Task details: All of the data, except its images, should be set down exactly as it appears.

Page and application data records:

- - - - - - -

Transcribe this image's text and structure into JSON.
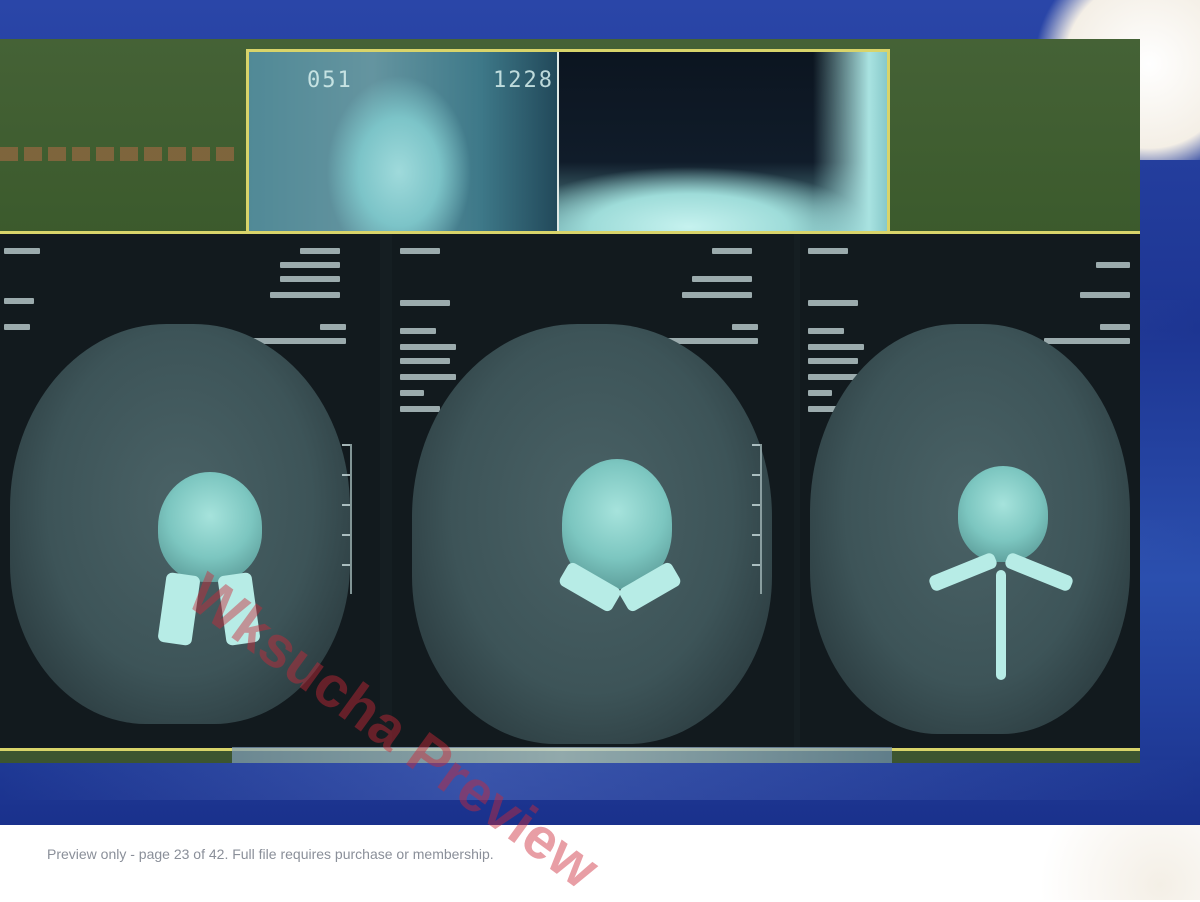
{
  "photo": {
    "description_alt": "CT scan films of spine on lightbox",
    "film_marks": {
      "left": "051",
      "right": "1228"
    }
  },
  "watermark": {
    "text": "Wksucha Preview"
  },
  "footer": {
    "preview_notice": "Preview only - page 23 of 42. Full file requires purchase or membership."
  },
  "colors": {
    "slide_background": "#2a46a8",
    "film_border": "#d8d46a",
    "watermark": "#cd2837",
    "footer_text": "#8a8f99"
  }
}
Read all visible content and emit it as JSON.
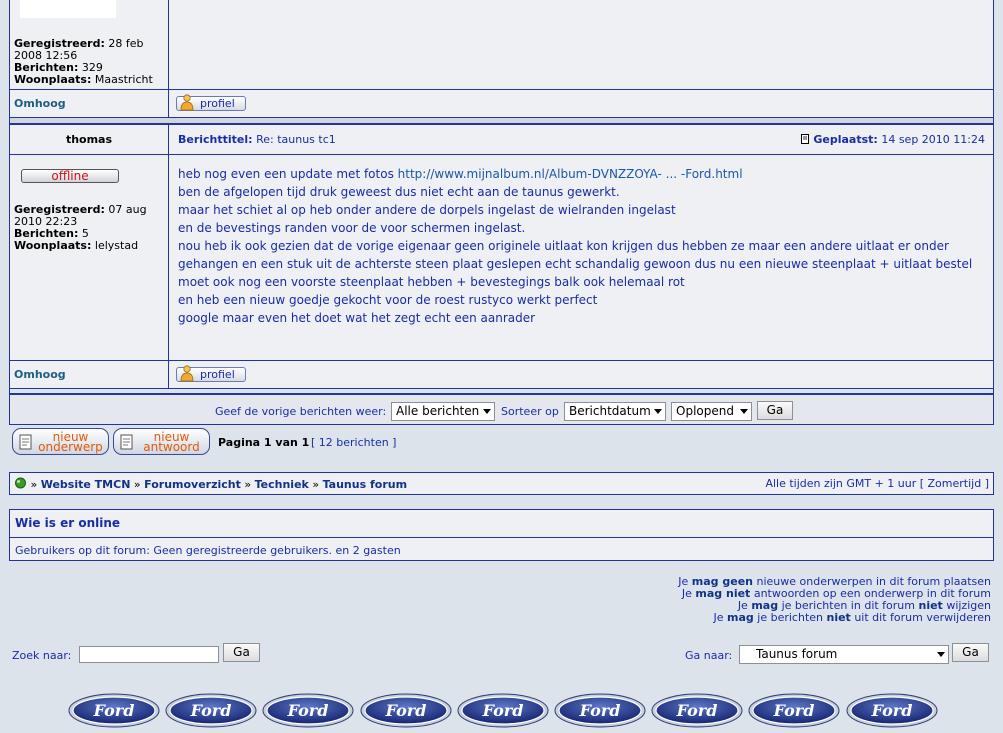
{
  "post1": {
    "registered_label": "Geregistreerd:",
    "registered_value": "28 feb 2008 12:56",
    "posts_label": "Berichten:",
    "posts_value": "329",
    "location_label": "Woonplaats:",
    "location_value": "Maastricht",
    "top_link": "Omhoog",
    "profile_label": "profiel"
  },
  "post2": {
    "author": "thomas",
    "status": "offline",
    "subject_label": "Berichttitel:",
    "subject_value": "Re: taunus tc1",
    "posted_label": "Geplaatst:",
    "posted_value": "14 sep 2010 11:24",
    "registered_label": "Geregistreerd:",
    "registered_value": "07 aug 2010 22:23",
    "posts_label": "Berichten:",
    "posts_value": "5",
    "location_label": "Woonplaats:",
    "location_value": "lelystad",
    "body_line1_text": "heb nog even een update met fotos ",
    "body_line1_link": "http://www.mijnalbum.nl/Album-DVNZZOYA- ... -Ford.html",
    "body_lines": [
      "ben de afgelopen tijd druk geweest dus niet echt aan de taunus gewerkt.",
      "maar het schiet al op heb onder andere de dorpels ingelast de wielranden ingelast",
      "en de bevestings randen voor de voor schermen ingelast.",
      "nou heb ik ook gezien dat de vorige eigenaar geen originele uitlaat kon krijgen dus hebben ze maar een andere uitlaat er onder",
      "gehangen en een stuk uit de achterste steen plaat geslepen echt schandalig gewoon dus nu een nieuwe steenplaat + uitlaat bestel",
      "moet ook nog een voorste steenplaat hebben + bevestegings balk ook helemaal rot",
      "en heb een nieuw goedje gekocht voor de roest rustyco werkt perfect",
      "google maar even het doet wat het zegt echt een aanrader"
    ],
    "top_link": "Omhoog",
    "profile_label": "profiel"
  },
  "filter": {
    "show_label": "Geef de vorige berichten weer:",
    "show_value": "Alle berichten",
    "sort_label": "Sorteer op",
    "sort_value": "Berichtdatum",
    "order_value": "Oplopend",
    "go_label": "Ga"
  },
  "actions": {
    "new_topic_line1": "nieuw",
    "new_topic_line2": "onderwerp",
    "new_reply_line1": "nieuw",
    "new_reply_line2": "antwoord",
    "pagination": "Pagina 1 van 1",
    "posts_count": "[ 12 berichten ]"
  },
  "breadcrumb": {
    "sep": "»",
    "items": [
      "Website TMCN",
      "Forumoverzicht",
      "Techniek",
      "Taunus forum"
    ],
    "timezone": "Alle tijden zijn GMT + 1 uur [ Zomertijd ]"
  },
  "online": {
    "title": "Wie is er online",
    "text": "Gebruikers op dit forum: Geen geregistreerde gebruikers. en 2 gasten"
  },
  "permissions": [
    {
      "pre": "Je ",
      "bold": "mag geen",
      "post": " nieuwe onderwerpen in dit forum plaatsen"
    },
    {
      "pre": "Je ",
      "bold": "mag niet",
      "post": " antwoorden op een onderwerp in dit forum"
    },
    {
      "pre": "Je ",
      "bold": "mag",
      "mid": " je berichten in dit forum ",
      "bold2": "niet",
      "post": " wijzigen"
    },
    {
      "pre": "Je ",
      "bold": "mag",
      "mid": " je berichten ",
      "bold2": "niet",
      "post": " uit dit forum verwijderen"
    }
  ],
  "search": {
    "label": "Zoek naar:",
    "value": "",
    "go_label": "Ga"
  },
  "jump": {
    "label": "Ga naar:",
    "value": "Taunus forum",
    "go_label": "Ga"
  },
  "footer_logo_text": "Ford",
  "colors": {
    "border": "#2333a3",
    "cell": "#eef0f3",
    "page": "#dde3ea",
    "offline": "#c8141d",
    "button_text": "#e25a08"
  }
}
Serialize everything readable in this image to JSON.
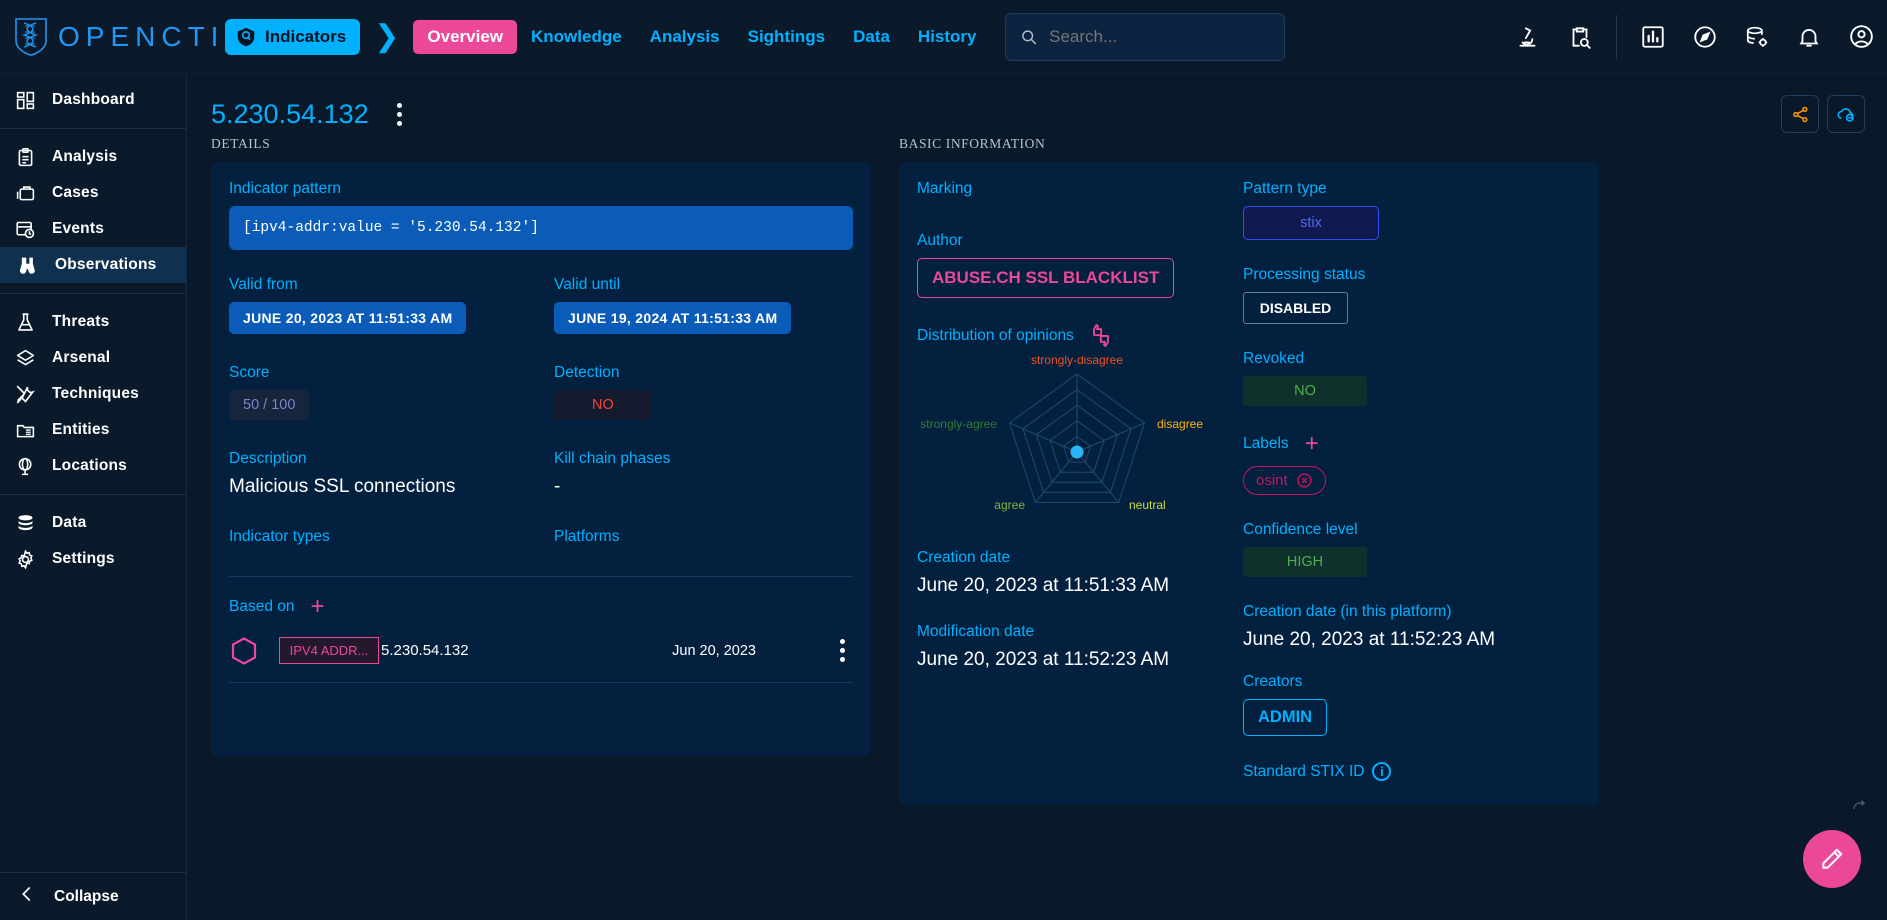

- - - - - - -

Output below:
Transcribe this image's text and structure into JSON.
{
  "photo": {
    "description_alt": "CT scan films of spine on lightbox",
    "film_marks": {
      "left": "051",
      "right": "1228"
    }
  },
  "watermark": {
    "text": "Wksucha Preview"
  },
  "footer": {
    "preview_notice": "Preview only - page 23 of 42. Full file requires purchase or membership."
  },
  "colors": {
    "slide_background": "#2a46a8",
    "film_border": "#d8d46a",
    "watermark": "#cd2837",
    "footer_text": "#8a8f99"
  }
}
Read all visible content and emit it as JSON.
{
  "post1": {
    "registered_label": "Geregistreerd:",
    "registered_value": "28 feb 2008 12:56",
    "posts_label": "Berichten:",
    "posts_value": "329",
    "location_label": "Woonplaats:",
    "location_value": "Maastricht",
    "top_link": "Omhoog",
    "profile_label": "profiel"
  },
  "post2": {
    "author": "thomas",
    "status": "offline",
    "subject_label": "Berichttitel:",
    "subject_value": "Re: taunus tc1",
    "posted_label": "Geplaatst:",
    "posted_value": "14 sep 2010 11:24",
    "registered_label": "Geregistreerd:",
    "registered_value": "07 aug 2010 22:23",
    "posts_label": "Berichten:",
    "posts_value": "5",
    "location_label": "Woonplaats:",
    "location_value": "lelystad",
    "body_line1_text": "heb nog even een update met fotos ",
    "body_line1_link": "http://www.mijnalbum.nl/Album-DVNZZOYA- ... -Ford.html",
    "body_lines": [
      "ben de afgelopen tijd druk geweest dus niet echt aan de taunus gewerkt.",
      "maar het schiet al op heb onder andere de dorpels ingelast de wielranden ingelast",
      "en de bevestings randen voor de voor schermen ingelast.",
      "nou heb ik ook gezien dat de vorige eigenaar geen originele uitlaat kon krijgen dus hebben ze maar een andere uitlaat er onder",
      "gehangen en een stuk uit de achterste steen plaat geslepen echt schandalig gewoon dus nu een nieuwe steenplaat + uitlaat bestel",
      "moet ook nog een voorste steenplaat hebben + bevestegings balk ook helemaal rot",
      "en heb een nieuw goedje gekocht voor de roest rustyco werkt perfect",
      "google maar even het doet wat het zegt echt een aanrader"
    ],
    "top_link": "Omhoog",
    "profile_label": "profiel"
  },
  "filter": {
    "show_label": "Geef de vorige berichten weer:",
    "show_value": "Alle berichten",
    "sort_label": "Sorteer op",
    "sort_value": "Berichtdatum",
    "order_value": "Oplopend",
    "go_label": "Ga"
  },
  "actions": {
    "new_topic_line1": "nieuw",
    "new_topic_line2": "onderwerp",
    "new_reply_line1": "nieuw",
    "new_reply_line2": "antwoord",
    "pagination": "Pagina 1 van 1",
    "posts_count": "[ 12 berichten ]"
  },
  "breadcrumb": {
    "sep": "»",
    "items": [
      "Website TMCN",
      "Forumoverzicht",
      "Techniek",
      "Taunus forum"
    ],
    "timezone": "Alle tijden zijn GMT + 1 uur [ Zomertijd ]"
  },
  "online": {
    "title": "Wie is er online",
    "text": "Gebruikers op dit forum: Geen geregistreerde gebruikers. en 2 gasten"
  },
  "permissions": [
    {
      "pre": "Je ",
      "bold": "mag geen",
      "post": " nieuwe onderwerpen in dit forum plaatsen"
    },
    {
      "pre": "Je ",
      "bold": "mag niet",
      "post": " antwoorden op een onderwerp in dit forum"
    },
    {
      "pre": "Je ",
      "bold": "mag",
      "mid": " je berichten in dit forum ",
      "bold2": "niet",
      "post": " wijzigen"
    },
    {
      "pre": "Je ",
      "bold": "mag",
      "mid": " je berichten ",
      "bold2": "niet",
      "post": " uit dit forum verwijderen"
    }
  ],
  "search": {
    "label": "Zoek naar:",
    "value": "",
    "go_label": "Ga"
  },
  "jump": {
    "label": "Ga naar:",
    "value": "Taunus forum",
    "go_label": "Ga"
  },
  "footer_logo_text": "Ford",
  "colors": {
    "border": "#2333a3",
    "cell": "#eef0f3",
    "page": "#dde3ea",
    "offline": "#c8141d",
    "button_text": "#e25a08"
  }
}
Serialize everything readable in this image to JSON.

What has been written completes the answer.